Component data from apps and pages:

--- --- ---

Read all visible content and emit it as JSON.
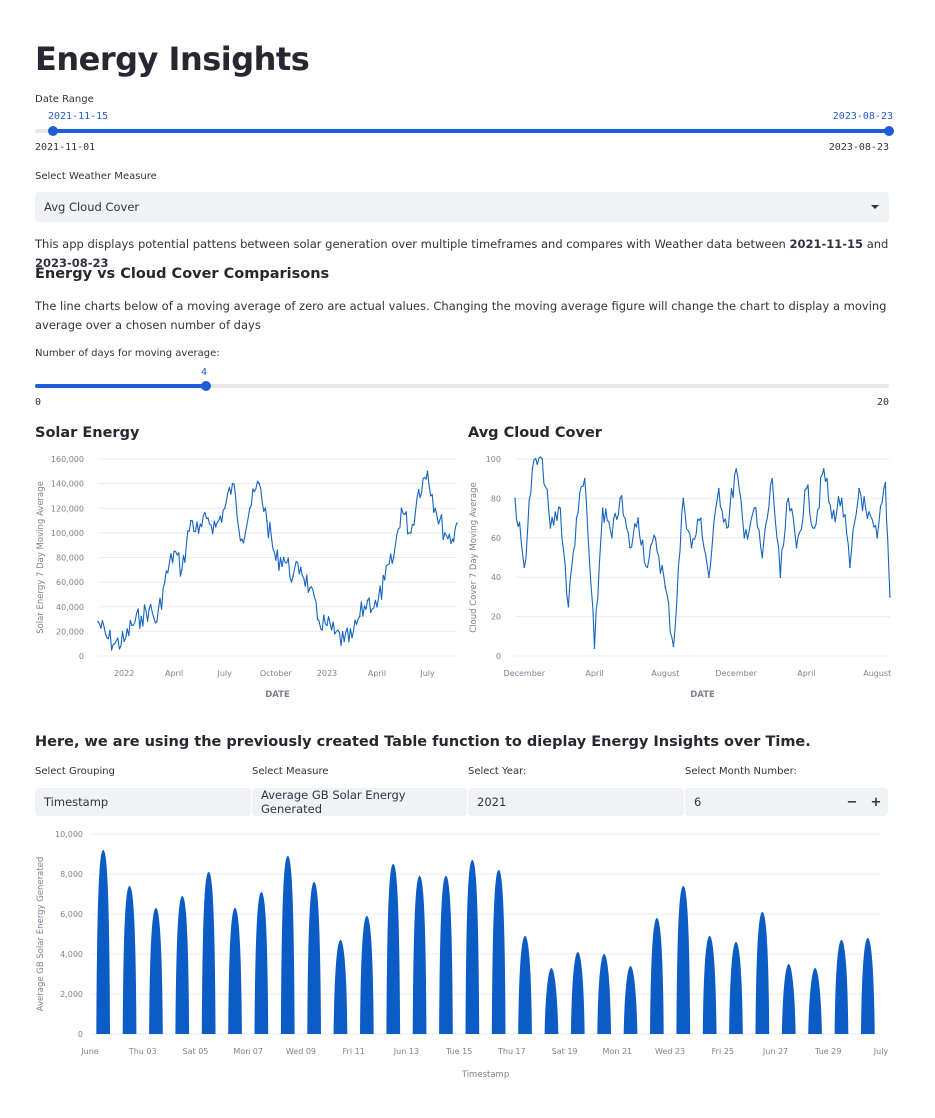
{
  "page": {
    "title": "Energy Insights"
  },
  "date_range": {
    "label": "Date Range",
    "selected_start": "2021-11-15",
    "selected_end": "2023-08-23",
    "min": "2021-11-01",
    "max": "2023-08-23"
  },
  "weather_select": {
    "label": "Select Weather Measure",
    "value": "Avg Cloud Cover"
  },
  "intro": {
    "text": "This app displays potential pattens between solar generation over multiple timeframes and compares with Weather data between ",
    "start": "2021-11-15",
    "and": " and ",
    "end": "2023-08-23"
  },
  "comparison": {
    "heading": "Energy vs Cloud Cover Comparisons",
    "description": "The line charts below of a moving average of zero are actual values. Changing the moving average figure will change the chart to display a moving average over a chosen number of days"
  },
  "moving_avg": {
    "label": "Number of days for moving average:",
    "value": "4",
    "min": "0",
    "max": "20",
    "fraction": 0.2
  },
  "solar_chart": {
    "title": "Solar Energy",
    "ylabel": "Solar Energy 7 Day Moving Average",
    "xlabel": "DATE",
    "yticks": [
      "0",
      "20,000",
      "40,000",
      "60,000",
      "80,000",
      "100,000",
      "120,000",
      "140,000",
      "160,000"
    ],
    "xticks": [
      "2022",
      "April",
      "July",
      "October",
      "2023",
      "April",
      "July"
    ]
  },
  "cloud_chart": {
    "title": "Avg Cloud Cover",
    "ylabel": "Cloud Cover 7 Day Moving Average",
    "xlabel": "DATE",
    "yticks": [
      "0",
      "20",
      "40",
      "60",
      "80",
      "100"
    ],
    "xticks": [
      "December",
      "April",
      "August",
      "December",
      "April",
      "August"
    ]
  },
  "table_section": {
    "heading": "Here, we are using the previously created Table function to dieplay Energy Insights over Time.",
    "grouping": {
      "label": "Select Grouping",
      "value": "Timestamp"
    },
    "measure": {
      "label": "Select Measure",
      "value": "Average GB Solar Energy Generated"
    },
    "year": {
      "label": "Select Year:",
      "value": "2021"
    },
    "month": {
      "label": "Select Month Number:",
      "value": "6",
      "minus": "−",
      "plus": "+"
    }
  },
  "bar_chart": {
    "ylabel": "Average GB Solar Energy Generated",
    "xlabel": "Timestamp",
    "yticks": [
      "0",
      "2,000",
      "4,000",
      "6,000",
      "8,000",
      "10,000"
    ],
    "xticks": [
      "June",
      "Thu 03",
      "Sat 05",
      "Mon 07",
      "Wed 09",
      "Fri 11",
      "Jun 13",
      "Tue 15",
      "Thu 17",
      "Sat 19",
      "Mon 21",
      "Wed 23",
      "Fri 25",
      "Jun 27",
      "Tue 29",
      "July"
    ]
  },
  "colors": {
    "accent": "#1f5ed6",
    "line": "#1565c0",
    "bar": "#0b5cc4",
    "input_bg": "#f0f2f6",
    "grid": "#e9ecef"
  },
  "chart_data": [
    {
      "type": "line",
      "title": "Solar Energy",
      "xlabel": "DATE",
      "ylabel": "Solar Energy 7 Day Moving Average",
      "ylim": [
        0,
        160000
      ],
      "x": [
        "2021-11-15",
        "2021-12-01",
        "2021-12-15",
        "2022-01-01",
        "2022-01-15",
        "2022-02-01",
        "2022-02-15",
        "2022-03-01",
        "2022-03-15",
        "2022-04-01",
        "2022-04-15",
        "2022-05-01",
        "2022-05-15",
        "2022-06-01",
        "2022-06-15",
        "2022-07-01",
        "2022-07-15",
        "2022-08-01",
        "2022-08-15",
        "2022-09-01",
        "2022-09-15",
        "2022-10-01",
        "2022-10-15",
        "2022-11-01",
        "2022-11-15",
        "2022-12-01",
        "2022-12-15",
        "2023-01-01",
        "2023-01-15",
        "2023-02-01",
        "2023-02-15",
        "2023-03-01",
        "2023-03-15",
        "2023-04-01",
        "2023-04-15",
        "2023-05-01",
        "2023-05-15",
        "2023-06-01",
        "2023-06-15",
        "2023-07-01",
        "2023-07-15",
        "2023-08-01",
        "2023-08-15",
        "2023-08-23"
      ],
      "values": [
        28000,
        15000,
        10000,
        12000,
        25000,
        32000,
        38000,
        28000,
        60000,
        85000,
        70000,
        110000,
        100000,
        112000,
        105000,
        120000,
        140000,
        95000,
        120000,
        140000,
        110000,
        78000,
        80000,
        65000,
        72000,
        55000,
        30000,
        25000,
        18000,
        12000,
        15000,
        32000,
        45000,
        40000,
        62000,
        80000,
        120000,
        100000,
        135000,
        150000,
        120000,
        100000,
        95000,
        108000
      ]
    },
    {
      "type": "line",
      "title": "Avg Cloud Cover",
      "xlabel": "DATE",
      "ylabel": "Cloud Cover 7 Day Moving Average",
      "ylim": [
        0,
        100
      ],
      "x": [
        "2021-11-15",
        "2021-12-01",
        "2021-12-15",
        "2022-01-01",
        "2022-01-15",
        "2022-02-01",
        "2022-02-15",
        "2022-03-01",
        "2022-03-15",
        "2022-04-01",
        "2022-04-15",
        "2022-05-01",
        "2022-05-15",
        "2022-06-01",
        "2022-06-15",
        "2022-07-01",
        "2022-07-15",
        "2022-08-01",
        "2022-08-15",
        "2022-09-01",
        "2022-09-15",
        "2022-10-01",
        "2022-10-15",
        "2022-11-01",
        "2022-11-15",
        "2022-12-01",
        "2022-12-15",
        "2023-01-01",
        "2023-01-15",
        "2023-02-01",
        "2023-02-15",
        "2023-03-01",
        "2023-03-15",
        "2023-04-01",
        "2023-04-15",
        "2023-05-01",
        "2023-05-15",
        "2023-06-01",
        "2023-06-15",
        "2023-07-01",
        "2023-07-15",
        "2023-08-01",
        "2023-08-15",
        "2023-08-23"
      ],
      "values": [
        80,
        45,
        95,
        100,
        65,
        75,
        25,
        70,
        90,
        4,
        75,
        60,
        80,
        55,
        70,
        45,
        60,
        35,
        5,
        80,
        55,
        70,
        40,
        85,
        65,
        95,
        60,
        75,
        50,
        90,
        40,
        80,
        55,
        85,
        65,
        95,
        70,
        80,
        45,
        85,
        70,
        60,
        88,
        30
      ]
    },
    {
      "type": "bar",
      "xlabel": "Timestamp",
      "ylabel": "Average GB Solar Energy Generated",
      "ylim": [
        0,
        10000
      ],
      "categories": [
        "Jun 01",
        "Jun 02",
        "Jun 03",
        "Jun 04",
        "Jun 05",
        "Jun 06",
        "Jun 07",
        "Jun 08",
        "Jun 09",
        "Jun 10",
        "Jun 11",
        "Jun 12",
        "Jun 13",
        "Jun 14",
        "Jun 15",
        "Jun 16",
        "Jun 17",
        "Jun 18",
        "Jun 19",
        "Jun 20",
        "Jun 21",
        "Jun 22",
        "Jun 23",
        "Jun 24",
        "Jun 25",
        "Jun 26",
        "Jun 27",
        "Jun 28",
        "Jun 29",
        "Jun 30"
      ],
      "values": [
        9200,
        7400,
        6300,
        6900,
        8100,
        6300,
        7100,
        8900,
        7600,
        4700,
        5900,
        8500,
        7900,
        7900,
        8700,
        8200,
        4900,
        3300,
        4100,
        4000,
        3400,
        5800,
        7400,
        4900,
        4600,
        6100,
        3500,
        3300,
        4700,
        4800
      ]
    }
  ]
}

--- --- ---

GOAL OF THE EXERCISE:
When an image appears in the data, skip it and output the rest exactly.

SOLUTION:
Read all visible content and emit it as JSON.
{
  "page": {
    "title": "Energy Insights"
  },
  "date_range": {
    "label": "Date Range",
    "selected_start": "2021-11-15",
    "selected_end": "2023-08-23",
    "min": "2021-11-01",
    "max": "2023-08-23"
  },
  "weather_select": {
    "label": "Select Weather Measure",
    "value": "Avg Cloud Cover"
  },
  "intro": {
    "text": "This app displays potential pattens between solar generation over multiple timeframes and compares with Weather data between ",
    "start": "2021-11-15",
    "and": " and ",
    "end": "2023-08-23"
  },
  "comparison": {
    "heading": "Energy vs Cloud Cover Comparisons",
    "description": "The line charts below of a moving average of zero are actual values. Changing the moving average figure will change the chart to display a moving average over a chosen number of days"
  },
  "moving_avg": {
    "label": "Number of days for moving average:",
    "value": "4",
    "min": "0",
    "max": "20",
    "fraction": 0.2
  },
  "solar_chart": {
    "title": "Solar Energy",
    "ylabel": "Solar Energy 7 Day Moving Average",
    "xlabel": "DATE",
    "yticks": [
      "0",
      "20,000",
      "40,000",
      "60,000",
      "80,000",
      "100,000",
      "120,000",
      "140,000",
      "160,000"
    ],
    "xticks": [
      "2022",
      "April",
      "July",
      "October",
      "2023",
      "April",
      "July"
    ]
  },
  "cloud_chart": {
    "title": "Avg Cloud Cover",
    "ylabel": "Cloud Cover 7 Day Moving Average",
    "xlabel": "DATE",
    "yticks": [
      "0",
      "20",
      "40",
      "60",
      "80",
      "100"
    ],
    "xticks": [
      "December",
      "April",
      "August",
      "December",
      "April",
      "August"
    ]
  },
  "table_section": {
    "heading": "Here, we are using the previously created Table function to dieplay Energy Insights over Time.",
    "grouping": {
      "label": "Select Grouping",
      "value": "Timestamp"
    },
    "measure": {
      "label": "Select Measure",
      "value": "Average GB Solar Energy Generated"
    },
    "year": {
      "label": "Select Year:",
      "value": "2021"
    },
    "month": {
      "label": "Select Month Number:",
      "value": "6",
      "minus": "−",
      "plus": "+"
    }
  },
  "bar_chart": {
    "ylabel": "Average GB Solar Energy Generated",
    "xlabel": "Timestamp",
    "yticks": [
      "0",
      "2,000",
      "4,000",
      "6,000",
      "8,000",
      "10,000"
    ],
    "xticks": [
      "June",
      "Thu 03",
      "Sat 05",
      "Mon 07",
      "Wed 09",
      "Fri 11",
      "Jun 13",
      "Tue 15",
      "Thu 17",
      "Sat 19",
      "Mon 21",
      "Wed 23",
      "Fri 25",
      "Jun 27",
      "Tue 29",
      "July"
    ]
  },
  "colors": {
    "accent": "#1f5ed6",
    "line": "#1565c0",
    "bar": "#0b5cc4",
    "input_bg": "#f0f2f6",
    "grid": "#e9ecef"
  },
  "chart_data": [
    {
      "type": "line",
      "title": "Solar Energy",
      "xlabel": "DATE",
      "ylabel": "Solar Energy 7 Day Moving Average",
      "ylim": [
        0,
        160000
      ],
      "x": [
        "2021-11-15",
        "2021-12-01",
        "2021-12-15",
        "2022-01-01",
        "2022-01-15",
        "2022-02-01",
        "2022-02-15",
        "2022-03-01",
        "2022-03-15",
        "2022-04-01",
        "2022-04-15",
        "2022-05-01",
        "2022-05-15",
        "2022-06-01",
        "2022-06-15",
        "2022-07-01",
        "2022-07-15",
        "2022-08-01",
        "2022-08-15",
        "2022-09-01",
        "2022-09-15",
        "2022-10-01",
        "2022-10-15",
        "2022-11-01",
        "2022-11-15",
        "2022-12-01",
        "2022-12-15",
        "2023-01-01",
        "2023-01-15",
        "2023-02-01",
        "2023-02-15",
        "2023-03-01",
        "2023-03-15",
        "2023-04-01",
        "2023-04-15",
        "2023-05-01",
        "2023-05-15",
        "2023-06-01",
        "2023-06-15",
        "2023-07-01",
        "2023-07-15",
        "2023-08-01",
        "2023-08-15",
        "2023-08-23"
      ],
      "values": [
        28000,
        15000,
        10000,
        12000,
        25000,
        32000,
        38000,
        28000,
        60000,
        85000,
        70000,
        110000,
        100000,
        112000,
        105000,
        120000,
        140000,
        95000,
        120000,
        140000,
        110000,
        78000,
        80000,
        65000,
        72000,
        55000,
        30000,
        25000,
        18000,
        12000,
        15000,
        32000,
        45000,
        40000,
        62000,
        80000,
        120000,
        100000,
        135000,
        150000,
        120000,
        100000,
        95000,
        108000
      ]
    },
    {
      "type": "line",
      "title": "Avg Cloud Cover",
      "xlabel": "DATE",
      "ylabel": "Cloud Cover 7 Day Moving Average",
      "ylim": [
        0,
        100
      ],
      "x": [
        "2021-11-15",
        "2021-12-01",
        "2021-12-15",
        "2022-01-01",
        "2022-01-15",
        "2022-02-01",
        "2022-02-15",
        "2022-03-01",
        "2022-03-15",
        "2022-04-01",
        "2022-04-15",
        "2022-05-01",
        "2022-05-15",
        "2022-06-01",
        "2022-06-15",
        "2022-07-01",
        "2022-07-15",
        "2022-08-01",
        "2022-08-15",
        "2022-09-01",
        "2022-09-15",
        "2022-10-01",
        "2022-10-15",
        "2022-11-01",
        "2022-11-15",
        "2022-12-01",
        "2022-12-15",
        "2023-01-01",
        "2023-01-15",
        "2023-02-01",
        "2023-02-15",
        "2023-03-01",
        "2023-03-15",
        "2023-04-01",
        "2023-04-15",
        "2023-05-01",
        "2023-05-15",
        "2023-06-01",
        "2023-06-15",
        "2023-07-01",
        "2023-07-15",
        "2023-08-01",
        "2023-08-15",
        "2023-08-23"
      ],
      "values": [
        80,
        45,
        95,
        100,
        65,
        75,
        25,
        70,
        90,
        4,
        75,
        60,
        80,
        55,
        70,
        45,
        60,
        35,
        5,
        80,
        55,
        70,
        40,
        85,
        65,
        95,
        60,
        75,
        50,
        90,
        40,
        80,
        55,
        85,
        65,
        95,
        70,
        80,
        45,
        85,
        70,
        60,
        88,
        30
      ]
    },
    {
      "type": "bar",
      "xlabel": "Timestamp",
      "ylabel": "Average GB Solar Energy Generated",
      "ylim": [
        0,
        10000
      ],
      "categories": [
        "Jun 01",
        "Jun 02",
        "Jun 03",
        "Jun 04",
        "Jun 05",
        "Jun 06",
        "Jun 07",
        "Jun 08",
        "Jun 09",
        "Jun 10",
        "Jun 11",
        "Jun 12",
        "Jun 13",
        "Jun 14",
        "Jun 15",
        "Jun 16",
        "Jun 17",
        "Jun 18",
        "Jun 19",
        "Jun 20",
        "Jun 21",
        "Jun 22",
        "Jun 23",
        "Jun 24",
        "Jun 25",
        "Jun 26",
        "Jun 27",
        "Jun 28",
        "Jun 29",
        "Jun 30"
      ],
      "values": [
        9200,
        7400,
        6300,
        6900,
        8100,
        6300,
        7100,
        8900,
        7600,
        4700,
        5900,
        8500,
        7900,
        7900,
        8700,
        8200,
        4900,
        3300,
        4100,
        4000,
        3400,
        5800,
        7400,
        4900,
        4600,
        6100,
        3500,
        3300,
        4700,
        4800
      ]
    }
  ]
}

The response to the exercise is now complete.